To that woman in Pizza Hut, who I think was with her family, her son and grandson, or maybe her brother and nephew. Who’s son/brother was checking out a woman in leggings. When your grandson/nephew came back to the table and told you “Dad’s watching that woman.” When you smiled at him like this was a little joke. Like this was acceptable behaviour. Because your son/brother is of the generation where objectifying women is not only acceptable but encouraged man to man. Where objectifying women is overlooked by other women as we feel intimidated to stand up and call out this behaviour. Yet men have no issue standing up and cat calling us.
To that woman in Pizza Hut, who’s young male relative noted behaviour of his father, looking to you for your opinion. Your acceptance, your smile, they will form vertebrae of the backbone of how he treats women. They will continue the system we women want to break.
To that woman in Pizza Hut, this is what I wish I’d said to you. “Please talk to your nephew/grandson about what he saw. Please talk to your nephew/grandson about how it’s not okay. Please talk to him about what he witnessed in an open way, allowing for conversation but making it clear the actions of his father aren’t okay. Please talk to your son/brother about his behaviour. Please talk to him in a way that women from your generation couldn’t imagine having the freedom to talk in. That I wish you now felt you had the freedom to talk in.”
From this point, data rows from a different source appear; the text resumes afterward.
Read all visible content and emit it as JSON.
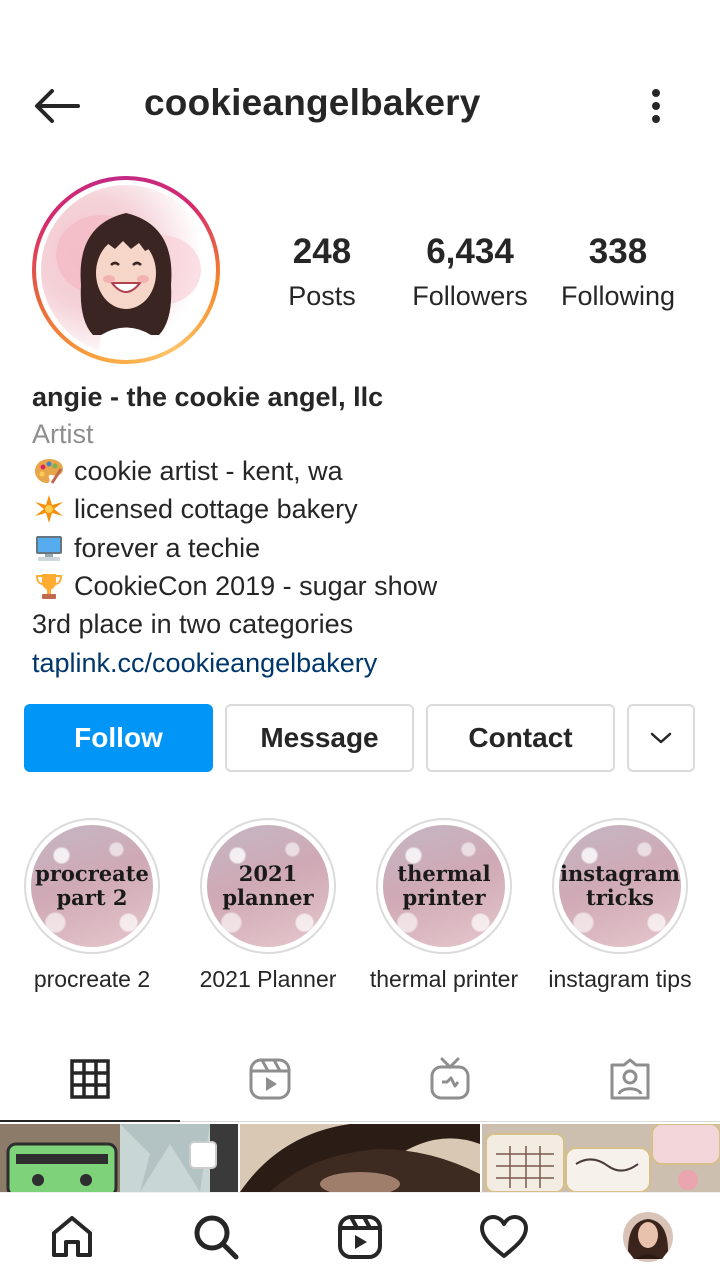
{
  "header": {
    "username": "cookieangelbakery"
  },
  "profile": {
    "stats": [
      {
        "value": "248",
        "label": "Posts"
      },
      {
        "value": "6,434",
        "label": "Followers"
      },
      {
        "value": "338",
        "label": "Following"
      }
    ],
    "display_name": "angie - the cookie angel, llc",
    "category": "Artist",
    "bio_lines": [
      {
        "icon": "palette-icon",
        "text": "cookie artist - kent, wa"
      },
      {
        "icon": "sparkle-icon",
        "text": "licensed cottage bakery"
      },
      {
        "icon": "computer-icon",
        "text": "forever a techie"
      },
      {
        "icon": "trophy-icon",
        "text": "CookieCon 2019 - sugar show"
      },
      {
        "icon": "",
        "text": "3rd place in two categories"
      }
    ],
    "link": "taplink.cc/cookieangelbakery"
  },
  "actions": {
    "follow": "Follow",
    "message": "Message",
    "contact": "Contact"
  },
  "highlights": [
    {
      "cover_line1": "procreate",
      "cover_line2": "part 2",
      "label": "procreate 2"
    },
    {
      "cover_line1": "2021",
      "cover_line2": "planner",
      "label": "2021 Planner"
    },
    {
      "cover_line1": "thermal",
      "cover_line2": "printer",
      "label": "thermal printer"
    },
    {
      "cover_line1": "instagram",
      "cover_line2": "tricks",
      "label": "instagram tips"
    }
  ],
  "tabs": [
    "grid-icon",
    "reels-icon",
    "igtv-icon",
    "tagged-icon"
  ],
  "bottom_nav": [
    "home-icon",
    "search-icon",
    "reels-icon",
    "heart-icon",
    "profile-avatar"
  ],
  "colors": {
    "accent": "#0095f6",
    "link": "#00376b",
    "text": "#262626",
    "muted": "#8e8e8e",
    "border": "#dbdbdb"
  }
}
But of course I said none of this. I am a feminist. I am a woman. I am comfortable being in uncomfortable conversations. And yet I let this opportunity pass by. Another globule of cement fixing a sexist brick on this young man’s wall of ideals.
To that woman in Pizza Hut, who was objectified by a man from a time I wish was further in history than it seems, I am sorry I did not speak out for you. I hope next time I will do better.